A footprint fossil of a giant dinosaur sauropod complete with skin and shape has been discovered in Haman County, South Gyeongsang Province. This is one of the biggest and the best preserved fossil ever found in the world.
A research team led by Paik In-sung, an earth and environmental science professor at Pukyong National University, published the finding in the Scientific Reports, a sister journal of Nature.
“Countless number of dinosaur footprint fossils have been discovered throughout the world, including the Korean Peninsula, but few are complete with foot skin,” the professor said in a phone call interview with The Dong-A Ilbo Monday. “This fossil will be very helpful in piecing together what the Korean Peninsula looked like in cretaceous period 100 million years ago and the ancient world dinosaurs lived in.”
The team uncovered the fossil on a rock found in a construction site in Haman County while studying the sedimentary layer of the early Cretaceous period. The fossil is more than 50 centimeters in diameter and inside the fossilized footprint are hexagon-shaped skin textures that are 6 to 19 millimeters in width forming a beehive pattern.

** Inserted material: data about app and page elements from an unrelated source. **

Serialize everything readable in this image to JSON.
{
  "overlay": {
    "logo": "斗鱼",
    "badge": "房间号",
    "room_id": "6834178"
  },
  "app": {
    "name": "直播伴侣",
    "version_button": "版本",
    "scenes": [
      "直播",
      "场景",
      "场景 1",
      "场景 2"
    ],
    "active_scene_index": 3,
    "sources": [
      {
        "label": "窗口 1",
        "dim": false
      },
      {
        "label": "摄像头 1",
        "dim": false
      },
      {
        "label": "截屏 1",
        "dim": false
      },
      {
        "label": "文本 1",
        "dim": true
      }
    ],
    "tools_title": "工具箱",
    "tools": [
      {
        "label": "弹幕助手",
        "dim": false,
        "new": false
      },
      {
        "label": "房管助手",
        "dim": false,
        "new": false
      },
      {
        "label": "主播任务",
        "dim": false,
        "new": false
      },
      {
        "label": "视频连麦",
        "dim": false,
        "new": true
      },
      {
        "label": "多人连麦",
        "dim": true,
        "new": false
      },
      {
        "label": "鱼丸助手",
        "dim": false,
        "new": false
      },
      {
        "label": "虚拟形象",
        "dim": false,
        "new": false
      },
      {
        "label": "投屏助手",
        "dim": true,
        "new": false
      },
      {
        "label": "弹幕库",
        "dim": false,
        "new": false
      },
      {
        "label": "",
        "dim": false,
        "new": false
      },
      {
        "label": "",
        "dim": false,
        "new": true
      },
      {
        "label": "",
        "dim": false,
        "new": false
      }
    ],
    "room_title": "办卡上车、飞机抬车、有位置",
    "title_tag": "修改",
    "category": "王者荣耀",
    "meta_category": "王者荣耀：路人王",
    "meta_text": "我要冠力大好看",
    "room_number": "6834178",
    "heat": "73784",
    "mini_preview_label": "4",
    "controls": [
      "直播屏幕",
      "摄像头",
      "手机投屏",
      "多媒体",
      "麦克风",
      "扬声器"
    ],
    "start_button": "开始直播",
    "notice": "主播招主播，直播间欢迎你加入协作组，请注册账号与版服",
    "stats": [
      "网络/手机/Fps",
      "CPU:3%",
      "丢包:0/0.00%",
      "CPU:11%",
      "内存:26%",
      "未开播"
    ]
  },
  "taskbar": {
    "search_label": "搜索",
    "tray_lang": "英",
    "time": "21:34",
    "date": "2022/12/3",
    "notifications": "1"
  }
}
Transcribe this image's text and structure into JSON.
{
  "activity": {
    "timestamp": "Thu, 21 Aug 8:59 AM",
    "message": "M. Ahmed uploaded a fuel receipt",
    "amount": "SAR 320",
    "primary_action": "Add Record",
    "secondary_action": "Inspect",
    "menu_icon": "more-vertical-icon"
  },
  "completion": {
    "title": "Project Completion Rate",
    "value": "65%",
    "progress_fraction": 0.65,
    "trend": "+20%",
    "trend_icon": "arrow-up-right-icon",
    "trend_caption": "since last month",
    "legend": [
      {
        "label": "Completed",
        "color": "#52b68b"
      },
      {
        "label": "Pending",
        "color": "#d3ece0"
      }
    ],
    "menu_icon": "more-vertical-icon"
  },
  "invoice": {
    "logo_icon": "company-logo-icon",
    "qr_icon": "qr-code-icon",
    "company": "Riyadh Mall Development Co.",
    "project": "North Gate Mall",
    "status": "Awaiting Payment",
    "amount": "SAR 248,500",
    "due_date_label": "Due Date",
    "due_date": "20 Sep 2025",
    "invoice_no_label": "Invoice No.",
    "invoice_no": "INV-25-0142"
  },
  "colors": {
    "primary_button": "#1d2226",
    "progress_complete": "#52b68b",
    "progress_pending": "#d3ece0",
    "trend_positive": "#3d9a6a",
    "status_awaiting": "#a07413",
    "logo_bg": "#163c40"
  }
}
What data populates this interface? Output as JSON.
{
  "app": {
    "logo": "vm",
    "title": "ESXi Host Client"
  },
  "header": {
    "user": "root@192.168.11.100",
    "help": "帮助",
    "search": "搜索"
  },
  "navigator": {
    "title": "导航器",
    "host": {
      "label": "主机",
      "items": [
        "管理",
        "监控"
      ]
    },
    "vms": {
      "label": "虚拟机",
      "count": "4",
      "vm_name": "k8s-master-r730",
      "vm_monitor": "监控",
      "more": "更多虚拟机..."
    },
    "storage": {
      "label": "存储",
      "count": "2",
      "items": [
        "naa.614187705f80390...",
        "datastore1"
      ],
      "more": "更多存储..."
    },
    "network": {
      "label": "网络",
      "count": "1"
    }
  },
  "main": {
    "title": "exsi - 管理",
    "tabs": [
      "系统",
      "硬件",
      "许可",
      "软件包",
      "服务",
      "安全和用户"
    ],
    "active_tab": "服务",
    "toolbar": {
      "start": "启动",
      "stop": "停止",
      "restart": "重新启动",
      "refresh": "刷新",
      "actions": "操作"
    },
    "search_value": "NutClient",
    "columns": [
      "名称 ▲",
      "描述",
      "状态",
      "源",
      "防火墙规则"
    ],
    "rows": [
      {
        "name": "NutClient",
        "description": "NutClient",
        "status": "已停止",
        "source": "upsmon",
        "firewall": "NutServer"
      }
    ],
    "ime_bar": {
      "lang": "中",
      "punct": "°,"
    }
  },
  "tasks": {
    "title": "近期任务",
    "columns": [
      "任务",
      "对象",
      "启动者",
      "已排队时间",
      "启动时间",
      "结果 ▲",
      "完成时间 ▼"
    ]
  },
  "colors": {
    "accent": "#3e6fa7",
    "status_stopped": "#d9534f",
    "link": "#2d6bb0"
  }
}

The research team analyzed that the patterns helped dinosaurs walk without slipping in mud flats and clay soils by increasing surface friction. “The reason why dinosaurs in the late Mesozoic period, including the Cretaceous period, had polygonal skin textures on their feet seems to be related to the expansion of their habitat from forests to plains with lakes,” said professor Paik.
When asked why fossils are often found in the region, he said, “It is because the region has proper conditions for the preservation of fossils.” One-hundred million years ago, the region had a semi-arid climate, alternating between rainy season and dry season, thereby creating an environment where dinosaurs frequented on the edges of the lakes and ponds in the region, the professor explained.